BEGIN

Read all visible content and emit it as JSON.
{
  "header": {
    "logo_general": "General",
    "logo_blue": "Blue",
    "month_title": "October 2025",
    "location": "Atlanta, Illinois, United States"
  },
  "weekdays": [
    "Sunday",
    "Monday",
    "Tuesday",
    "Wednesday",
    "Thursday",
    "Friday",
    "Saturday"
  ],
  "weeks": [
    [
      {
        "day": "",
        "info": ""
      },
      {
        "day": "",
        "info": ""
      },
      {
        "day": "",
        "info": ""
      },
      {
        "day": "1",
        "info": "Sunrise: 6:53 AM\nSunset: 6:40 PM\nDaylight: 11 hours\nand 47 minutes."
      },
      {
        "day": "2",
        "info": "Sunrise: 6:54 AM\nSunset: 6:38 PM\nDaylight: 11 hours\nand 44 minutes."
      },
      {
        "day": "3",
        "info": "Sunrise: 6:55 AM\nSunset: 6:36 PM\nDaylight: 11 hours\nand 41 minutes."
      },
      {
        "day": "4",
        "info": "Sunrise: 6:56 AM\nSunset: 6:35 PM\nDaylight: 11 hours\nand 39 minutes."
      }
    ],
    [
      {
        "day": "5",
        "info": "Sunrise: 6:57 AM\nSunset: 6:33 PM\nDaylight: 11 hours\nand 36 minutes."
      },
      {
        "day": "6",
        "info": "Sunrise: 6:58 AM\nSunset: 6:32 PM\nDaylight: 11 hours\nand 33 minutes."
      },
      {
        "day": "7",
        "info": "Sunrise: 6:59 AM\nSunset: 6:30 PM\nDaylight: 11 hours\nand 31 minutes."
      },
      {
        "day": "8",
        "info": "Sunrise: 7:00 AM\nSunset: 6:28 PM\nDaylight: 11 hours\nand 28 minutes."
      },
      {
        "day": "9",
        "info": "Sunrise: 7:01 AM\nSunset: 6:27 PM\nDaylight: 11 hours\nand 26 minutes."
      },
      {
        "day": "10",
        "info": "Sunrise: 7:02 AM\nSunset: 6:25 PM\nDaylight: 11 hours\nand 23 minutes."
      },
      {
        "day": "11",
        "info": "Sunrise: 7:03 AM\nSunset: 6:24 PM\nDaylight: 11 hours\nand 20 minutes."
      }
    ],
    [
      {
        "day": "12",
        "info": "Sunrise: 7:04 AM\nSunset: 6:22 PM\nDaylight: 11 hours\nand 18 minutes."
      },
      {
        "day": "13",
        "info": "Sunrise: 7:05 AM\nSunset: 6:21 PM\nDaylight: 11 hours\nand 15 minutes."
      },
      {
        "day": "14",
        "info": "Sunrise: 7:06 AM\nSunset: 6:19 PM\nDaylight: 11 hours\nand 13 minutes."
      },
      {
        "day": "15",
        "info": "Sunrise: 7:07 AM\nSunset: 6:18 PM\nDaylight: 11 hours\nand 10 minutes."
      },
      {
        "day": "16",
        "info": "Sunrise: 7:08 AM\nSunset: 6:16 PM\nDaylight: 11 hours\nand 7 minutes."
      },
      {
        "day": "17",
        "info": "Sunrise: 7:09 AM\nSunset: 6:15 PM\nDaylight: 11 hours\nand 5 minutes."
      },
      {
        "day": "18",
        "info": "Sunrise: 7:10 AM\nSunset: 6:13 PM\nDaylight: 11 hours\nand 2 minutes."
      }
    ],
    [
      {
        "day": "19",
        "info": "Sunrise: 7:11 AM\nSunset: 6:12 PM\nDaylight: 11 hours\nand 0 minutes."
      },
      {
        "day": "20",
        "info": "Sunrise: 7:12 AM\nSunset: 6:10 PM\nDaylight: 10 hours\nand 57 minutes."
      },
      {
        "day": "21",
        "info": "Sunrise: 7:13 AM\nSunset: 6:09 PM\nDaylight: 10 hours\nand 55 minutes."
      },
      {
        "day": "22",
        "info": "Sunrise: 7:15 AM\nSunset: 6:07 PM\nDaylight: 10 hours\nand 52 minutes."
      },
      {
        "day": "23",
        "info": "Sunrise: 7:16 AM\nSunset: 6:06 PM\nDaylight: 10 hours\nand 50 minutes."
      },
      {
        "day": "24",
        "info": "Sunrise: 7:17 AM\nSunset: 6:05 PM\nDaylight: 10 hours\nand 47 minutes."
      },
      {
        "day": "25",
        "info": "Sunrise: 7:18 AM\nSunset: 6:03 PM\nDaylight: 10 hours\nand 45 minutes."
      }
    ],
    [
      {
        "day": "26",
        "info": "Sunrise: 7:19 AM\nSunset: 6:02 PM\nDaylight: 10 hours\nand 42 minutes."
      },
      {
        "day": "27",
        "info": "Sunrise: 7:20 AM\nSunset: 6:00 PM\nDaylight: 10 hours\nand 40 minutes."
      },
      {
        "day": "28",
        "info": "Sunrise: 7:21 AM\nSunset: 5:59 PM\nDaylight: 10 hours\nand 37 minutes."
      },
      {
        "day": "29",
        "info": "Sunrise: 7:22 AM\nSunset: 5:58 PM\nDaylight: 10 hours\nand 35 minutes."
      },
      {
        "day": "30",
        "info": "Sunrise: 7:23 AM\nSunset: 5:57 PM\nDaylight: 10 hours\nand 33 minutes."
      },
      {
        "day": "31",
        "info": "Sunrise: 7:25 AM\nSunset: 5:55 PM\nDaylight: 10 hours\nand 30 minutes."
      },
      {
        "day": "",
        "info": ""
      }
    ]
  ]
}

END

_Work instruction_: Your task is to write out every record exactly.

_Answer space_:
Read all visible content and emit it as JSON.
{
  "header": {
    "logo_general": "General",
    "logo_blue": "Blue",
    "month_title": "October 2025",
    "location": "Atlanta, Illinois, United States"
  },
  "weekdays": [
    "Sunday",
    "Monday",
    "Tuesday",
    "Wednesday",
    "Thursday",
    "Friday",
    "Saturday"
  ],
  "weeks": [
    [
      {
        "day": "",
        "info": ""
      },
      {
        "day": "",
        "info": ""
      },
      {
        "day": "",
        "info": ""
      },
      {
        "day": "1",
        "info": "Sunrise: 6:53 AM\nSunset: 6:40 PM\nDaylight: 11 hours\nand 47 minutes."
      },
      {
        "day": "2",
        "info": "Sunrise: 6:54 AM\nSunset: 6:38 PM\nDaylight: 11 hours\nand 44 minutes."
      },
      {
        "day": "3",
        "info": "Sunrise: 6:55 AM\nSunset: 6:36 PM\nDaylight: 11 hours\nand 41 minutes."
      },
      {
        "day": "4",
        "info": "Sunrise: 6:56 AM\nSunset: 6:35 PM\nDaylight: 11 hours\nand 39 minutes."
      }
    ],
    [
      {
        "day": "5",
        "info": "Sunrise: 6:57 AM\nSunset: 6:33 PM\nDaylight: 11 hours\nand 36 minutes."
      },
      {
        "day": "6",
        "info": "Sunrise: 6:58 AM\nSunset: 6:32 PM\nDaylight: 11 hours\nand 33 minutes."
      },
      {
        "day": "7",
        "info": "Sunrise: 6:59 AM\nSunset: 6:30 PM\nDaylight: 11 hours\nand 31 minutes."
      },
      {
        "day": "8",
        "info": "Sunrise: 7:00 AM\nSunset: 6:28 PM\nDaylight: 11 hours\nand 28 minutes."
      },
      {
        "day": "9",
        "info": "Sunrise: 7:01 AM\nSunset: 6:27 PM\nDaylight: 11 hours\nand 26 minutes."
      },
      {
        "day": "10",
        "info": "Sunrise: 7:02 AM\nSunset: 6:25 PM\nDaylight: 11 hours\nand 23 minutes."
      },
      {
        "day": "11",
        "info": "Sunrise: 7:03 AM\nSunset: 6:24 PM\nDaylight: 11 hours\nand 20 minutes."
      }
    ],
    [
      {
        "day": "12",
        "info": "Sunrise: 7:04 AM\nSunset: 6:22 PM\nDaylight: 11 hours\nand 18 minutes."
      },
      {
        "day": "13",
        "info": "Sunrise: 7:05 AM\nSunset: 6:21 PM\nDaylight: 11 hours\nand 15 minutes."
      },
      {
        "day": "14",
        "info": "Sunrise: 7:06 AM\nSunset: 6:19 PM\nDaylight: 11 hours\nand 13 minutes."
      },
      {
        "day": "15",
        "info": "Sunrise: 7:07 AM\nSunset: 6:18 PM\nDaylight: 11 hours\nand 10 minutes."
      },
      {
        "day": "16",
        "info": "Sunrise: 7:08 AM\nSunset: 6:16 PM\nDaylight: 11 hours\nand 7 minutes."
      },
      {
        "day": "17",
        "info": "Sunrise: 7:09 AM\nSunset: 6:15 PM\nDaylight: 11 hours\nand 5 minutes."
      },
      {
        "day": "18",
        "info": "Sunrise: 7:10 AM\nSunset: 6:13 PM\nDaylight: 11 hours\nand 2 minutes."
      }
    ],
    [
      {
        "day": "19",
        "info": "Sunrise: 7:11 AM\nSunset: 6:12 PM\nDaylight: 11 hours\nand 0 minutes."
      },
      {
        "day": "20",
        "info": "Sunrise: 7:12 AM\nSunset: 6:10 PM\nDaylight: 10 hours\nand 57 minutes."
      },
      {
        "day": "21",
        "info": "Sunrise: 7:13 AM\nSunset: 6:09 PM\nDaylight: 10 hours\nand 55 minutes."
      },
      {
        "day": "22",
        "info": "Sunrise: 7:15 AM\nSunset: 6:07 PM\nDaylight: 10 hours\nand 52 minutes."
      },
      {
        "day": "23",
        "info": "Sunrise: 7:16 AM\nSunset: 6:06 PM\nDaylight: 10 hours\nand 50 minutes."
      },
      {
        "day": "24",
        "info": "Sunrise: 7:17 AM\nSunset: 6:05 PM\nDaylight: 10 hours\nand 47 minutes."
      },
      {
        "day": "25",
        "info": "Sunrise: 7:18 AM\nSunset: 6:03 PM\nDaylight: 10 hours\nand 45 minutes."
      }
    ],
    [
      {
        "day": "26",
        "info": "Sunrise: 7:19 AM\nSunset: 6:02 PM\nDaylight: 10 hours\nand 42 minutes."
      },
      {
        "day": "27",
        "info": "Sunrise: 7:20 AM\nSunset: 6:00 PM\nDaylight: 10 hours\nand 40 minutes."
      },
      {
        "day": "28",
        "info": "Sunrise: 7:21 AM\nSunset: 5:59 PM\nDaylight: 10 hours\nand 37 minutes."
      },
      {
        "day": "29",
        "info": "Sunrise: 7:22 AM\nSunset: 5:58 PM\nDaylight: 10 hours\nand 35 minutes."
      },
      {
        "day": "30",
        "info": "Sunrise: 7:23 AM\nSunset: 5:57 PM\nDaylight: 10 hours\nand 33 minutes."
      },
      {
        "day": "31",
        "info": "Sunrise: 7:25 AM\nSunset: 5:55 PM\nDaylight: 10 hours\nand 30 minutes."
      },
      {
        "day": "",
        "info": ""
      }
    ]
  ]
}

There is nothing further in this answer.